◆ EXERCISE
Write out each record below exactly, but not the pictures.

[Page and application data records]
================

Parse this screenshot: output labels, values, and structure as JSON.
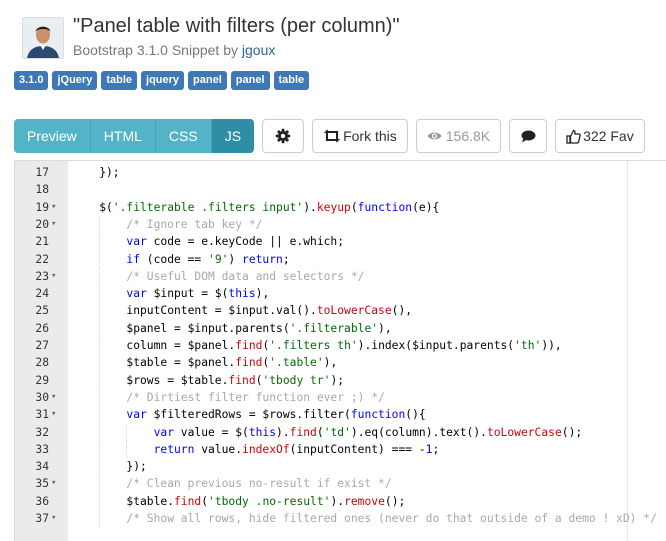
{
  "header": {
    "title": "\"Panel table with filters (per column)\"",
    "subtitle_prefix": "Bootstrap 3.1.0 Snippet by ",
    "author": "jgoux"
  },
  "tags": [
    "3.1.0",
    "jQuery",
    "table",
    "jquery",
    "panel",
    "panel",
    "table"
  ],
  "tabs": {
    "preview": "Preview",
    "html": "HTML",
    "css": "CSS",
    "js": "JS",
    "active": "JS"
  },
  "actions": {
    "fork_label": "Fork this",
    "views": "156.8K",
    "fav": "322 Fav"
  },
  "icons": {
    "settings": "gear-icon",
    "fork": "retweet-icon",
    "views": "eye-icon",
    "comment": "comment-icon",
    "fav": "thumbs-up-icon"
  },
  "colors": {
    "tag": "#3e78b6",
    "tab": "#54b4c7",
    "tab_active": "#2d8ea6",
    "gutter": "#ebebeb",
    "keyword": "#0000ff",
    "function": "#c5060b",
    "string": "#036a07",
    "comment": "#a8a8a8"
  },
  "code": [
    {
      "n": "17",
      "fold": false,
      "indent": 1,
      "segs": [
        [
          "",
          "});"
        ]
      ]
    },
    {
      "n": "18",
      "fold": false,
      "indent": 0,
      "segs": []
    },
    {
      "n": "19",
      "fold": true,
      "indent": 1,
      "segs": [
        [
          "",
          "$("
        ],
        [
          "s",
          "'.filterable .filters input'"
        ],
        [
          "",
          ")."
        ],
        [
          "f",
          "keyup"
        ],
        [
          "",
          "("
        ],
        [
          "k",
          "function"
        ],
        [
          "",
          "(e){"
        ]
      ]
    },
    {
      "n": "20",
      "fold": true,
      "indent": 2,
      "segs": [
        [
          "c",
          "/* Ignore tab key */"
        ]
      ]
    },
    {
      "n": "21",
      "fold": false,
      "indent": 2,
      "segs": [
        [
          "k",
          "var"
        ],
        [
          "",
          " code = e.keyCode || e.which;"
        ]
      ]
    },
    {
      "n": "22",
      "fold": false,
      "indent": 2,
      "segs": [
        [
          "k",
          "if"
        ],
        [
          "",
          " (code == "
        ],
        [
          "s",
          "'9'"
        ],
        [
          "",
          ") "
        ],
        [
          "k",
          "return"
        ],
        [
          "",
          ";"
        ]
      ]
    },
    {
      "n": "23",
      "fold": true,
      "indent": 2,
      "segs": [
        [
          "c",
          "/* Useful DOM data and selectors */"
        ]
      ]
    },
    {
      "n": "24",
      "fold": false,
      "indent": 2,
      "segs": [
        [
          "k",
          "var"
        ],
        [
          "",
          " $input = $("
        ],
        [
          "k",
          "this"
        ],
        [
          "",
          "),"
        ]
      ]
    },
    {
      "n": "25",
      "fold": false,
      "indent": 2,
      "segs": [
        [
          "",
          "inputContent = $input.val()."
        ],
        [
          "f",
          "toLowerCase"
        ],
        [
          "",
          "(),"
        ]
      ]
    },
    {
      "n": "26",
      "fold": false,
      "indent": 2,
      "segs": [
        [
          "",
          "$panel = $input.parents("
        ],
        [
          "s",
          "'.filterable'"
        ],
        [
          "",
          "),"
        ]
      ]
    },
    {
      "n": "27",
      "fold": false,
      "indent": 2,
      "segs": [
        [
          "",
          "column = $panel."
        ],
        [
          "f",
          "find"
        ],
        [
          "",
          "("
        ],
        [
          "s",
          "'.filters th'"
        ],
        [
          "",
          ").index($input.parents("
        ],
        [
          "s",
          "'th'"
        ],
        [
          "",
          ")),"
        ]
      ]
    },
    {
      "n": "28",
      "fold": false,
      "indent": 2,
      "segs": [
        [
          "",
          "$table = $panel."
        ],
        [
          "f",
          "find"
        ],
        [
          "",
          "("
        ],
        [
          "s",
          "'.table'"
        ],
        [
          "",
          "),"
        ]
      ]
    },
    {
      "n": "29",
      "fold": false,
      "indent": 2,
      "segs": [
        [
          "",
          "$rows = $table."
        ],
        [
          "f",
          "find"
        ],
        [
          "",
          "("
        ],
        [
          "s",
          "'tbody tr'"
        ],
        [
          "",
          ");"
        ]
      ]
    },
    {
      "n": "30",
      "fold": true,
      "indent": 2,
      "segs": [
        [
          "c",
          "/* Dirtiest filter function ever ;) */"
        ]
      ]
    },
    {
      "n": "31",
      "fold": true,
      "indent": 2,
      "segs": [
        [
          "k",
          "var"
        ],
        [
          "",
          " $filteredRows = $rows.filter("
        ],
        [
          "k",
          "function"
        ],
        [
          "",
          "(){"
        ]
      ]
    },
    {
      "n": "32",
      "fold": false,
      "indent": 3,
      "segs": [
        [
          "k",
          "var"
        ],
        [
          "",
          " value = $("
        ],
        [
          "k",
          "this"
        ],
        [
          "",
          ")."
        ],
        [
          "f",
          "find"
        ],
        [
          "",
          "("
        ],
        [
          "s",
          "'td'"
        ],
        [
          "",
          ").eq(column).text()."
        ],
        [
          "f",
          "toLowerCase"
        ],
        [
          "",
          "();"
        ]
      ]
    },
    {
      "n": "33",
      "fold": false,
      "indent": 3,
      "segs": [
        [
          "k",
          "return"
        ],
        [
          "",
          " value."
        ],
        [
          "f",
          "indexOf"
        ],
        [
          "",
          "(inputContent) === -"
        ],
        [
          "n",
          "1"
        ],
        [
          "",
          ";"
        ]
      ]
    },
    {
      "n": "34",
      "fold": false,
      "indent": 2,
      "segs": [
        [
          "",
          "});"
        ]
      ]
    },
    {
      "n": "35",
      "fold": true,
      "indent": 2,
      "segs": [
        [
          "c",
          "/* Clean previous no-result if exist */"
        ]
      ]
    },
    {
      "n": "36",
      "fold": false,
      "indent": 2,
      "segs": [
        [
          "",
          "$table."
        ],
        [
          "f",
          "find"
        ],
        [
          "",
          "("
        ],
        [
          "s",
          "'tbody .no-result'"
        ],
        [
          "",
          ")."
        ],
        [
          "f",
          "remove"
        ],
        [
          "",
          "();"
        ]
      ]
    },
    {
      "n": "37",
      "fold": true,
      "indent": 2,
      "segs": [
        [
          "c",
          "/* Show all rows, hide filtered ones (never do that outside of a demo ! xD) */"
        ]
      ]
    }
  ]
}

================

◆ RESULT FOR THIS EXERCISE
Parse this screenshot: output labels, values, and structure as JSON.
{
  "header": {
    "title": "\"Panel table with filters (per column)\"",
    "subtitle_prefix": "Bootstrap 3.1.0 Snippet by ",
    "author": "jgoux"
  },
  "tags": [
    "3.1.0",
    "jQuery",
    "table",
    "jquery",
    "panel",
    "panel",
    "table"
  ],
  "tabs": {
    "preview": "Preview",
    "html": "HTML",
    "css": "CSS",
    "js": "JS",
    "active": "JS"
  },
  "actions": {
    "fork_label": "Fork this",
    "views": "156.8K",
    "fav": "322 Fav"
  },
  "icons": {
    "settings": "gear-icon",
    "fork": "retweet-icon",
    "views": "eye-icon",
    "comment": "comment-icon",
    "fav": "thumbs-up-icon"
  },
  "colors": {
    "tag": "#3e78b6",
    "tab": "#54b4c7",
    "tab_active": "#2d8ea6",
    "gutter": "#ebebeb",
    "keyword": "#0000ff",
    "function": "#c5060b",
    "string": "#036a07",
    "comment": "#a8a8a8"
  },
  "code": [
    {
      "n": "17",
      "fold": false,
      "indent": 1,
      "segs": [
        [
          "",
          "});"
        ]
      ]
    },
    {
      "n": "18",
      "fold": false,
      "indent": 0,
      "segs": []
    },
    {
      "n": "19",
      "fold": true,
      "indent": 1,
      "segs": [
        [
          "",
          "$("
        ],
        [
          "s",
          "'.filterable .filters input'"
        ],
        [
          "",
          ")."
        ],
        [
          "f",
          "keyup"
        ],
        [
          "",
          "("
        ],
        [
          "k",
          "function"
        ],
        [
          "",
          "(e){"
        ]
      ]
    },
    {
      "n": "20",
      "fold": true,
      "indent": 2,
      "segs": [
        [
          "c",
          "/* Ignore tab key */"
        ]
      ]
    },
    {
      "n": "21",
      "fold": false,
      "indent": 2,
      "segs": [
        [
          "k",
          "var"
        ],
        [
          "",
          " code = e.keyCode || e.which;"
        ]
      ]
    },
    {
      "n": "22",
      "fold": false,
      "indent": 2,
      "segs": [
        [
          "k",
          "if"
        ],
        [
          "",
          " (code == "
        ],
        [
          "s",
          "'9'"
        ],
        [
          "",
          ") "
        ],
        [
          "k",
          "return"
        ],
        [
          "",
          ";"
        ]
      ]
    },
    {
      "n": "23",
      "fold": true,
      "indent": 2,
      "segs": [
        [
          "c",
          "/* Useful DOM data and selectors */"
        ]
      ]
    },
    {
      "n": "24",
      "fold": false,
      "indent": 2,
      "segs": [
        [
          "k",
          "var"
        ],
        [
          "",
          " $input = $("
        ],
        [
          "k",
          "this"
        ],
        [
          "",
          "),"
        ]
      ]
    },
    {
      "n": "25",
      "fold": false,
      "indent": 2,
      "segs": [
        [
          "",
          "inputContent = $input.val()."
        ],
        [
          "f",
          "toLowerCase"
        ],
        [
          "",
          "(),"
        ]
      ]
    },
    {
      "n": "26",
      "fold": false,
      "indent": 2,
      "segs": [
        [
          "",
          "$panel = $input.parents("
        ],
        [
          "s",
          "'.filterable'"
        ],
        [
          "",
          "),"
        ]
      ]
    },
    {
      "n": "27",
      "fold": false,
      "indent": 2,
      "segs": [
        [
          "",
          "column = $panel."
        ],
        [
          "f",
          "find"
        ],
        [
          "",
          "("
        ],
        [
          "s",
          "'.filters th'"
        ],
        [
          "",
          ").index($input.parents("
        ],
        [
          "s",
          "'th'"
        ],
        [
          "",
          ")),"
        ]
      ]
    },
    {
      "n": "28",
      "fold": false,
      "indent": 2,
      "segs": [
        [
          "",
          "$table = $panel."
        ],
        [
          "f",
          "find"
        ],
        [
          "",
          "("
        ],
        [
          "s",
          "'.table'"
        ],
        [
          "",
          "),"
        ]
      ]
    },
    {
      "n": "29",
      "fold": false,
      "indent": 2,
      "segs": [
        [
          "",
          "$rows = $table."
        ],
        [
          "f",
          "find"
        ],
        [
          "",
          "("
        ],
        [
          "s",
          "'tbody tr'"
        ],
        [
          "",
          ");"
        ]
      ]
    },
    {
      "n": "30",
      "fold": true,
      "indent": 2,
      "segs": [
        [
          "c",
          "/* Dirtiest filter function ever ;) */"
        ]
      ]
    },
    {
      "n": "31",
      "fold": true,
      "indent": 2,
      "segs": [
        [
          "k",
          "var"
        ],
        [
          "",
          " $filteredRows = $rows.filter("
        ],
        [
          "k",
          "function"
        ],
        [
          "",
          "(){"
        ]
      ]
    },
    {
      "n": "32",
      "fold": false,
      "indent": 3,
      "segs": [
        [
          "k",
          "var"
        ],
        [
          "",
          " value = $("
        ],
        [
          "k",
          "this"
        ],
        [
          "",
          ")."
        ],
        [
          "f",
          "find"
        ],
        [
          "",
          "("
        ],
        [
          "s",
          "'td'"
        ],
        [
          "",
          ").eq(column).text()."
        ],
        [
          "f",
          "toLowerCase"
        ],
        [
          "",
          "();"
        ]
      ]
    },
    {
      "n": "33",
      "fold": false,
      "indent": 3,
      "segs": [
        [
          "k",
          "return"
        ],
        [
          "",
          " value."
        ],
        [
          "f",
          "indexOf"
        ],
        [
          "",
          "(inputContent) === -"
        ],
        [
          "n",
          "1"
        ],
        [
          "",
          ";"
        ]
      ]
    },
    {
      "n": "34",
      "fold": false,
      "indent": 2,
      "segs": [
        [
          "",
          "});"
        ]
      ]
    },
    {
      "n": "35",
      "fold": true,
      "indent": 2,
      "segs": [
        [
          "c",
          "/* Clean previous no-result if exist */"
        ]
      ]
    },
    {
      "n": "36",
      "fold": false,
      "indent": 2,
      "segs": [
        [
          "",
          "$table."
        ],
        [
          "f",
          "find"
        ],
        [
          "",
          "("
        ],
        [
          "s",
          "'tbody .no-result'"
        ],
        [
          "",
          ")."
        ],
        [
          "f",
          "remove"
        ],
        [
          "",
          "();"
        ]
      ]
    },
    {
      "n": "37",
      "fold": true,
      "indent": 2,
      "segs": [
        [
          "c",
          "/* Show all rows, hide filtered ones (never do that outside of a demo ! xD) */"
        ]
      ]
    }
  ]
}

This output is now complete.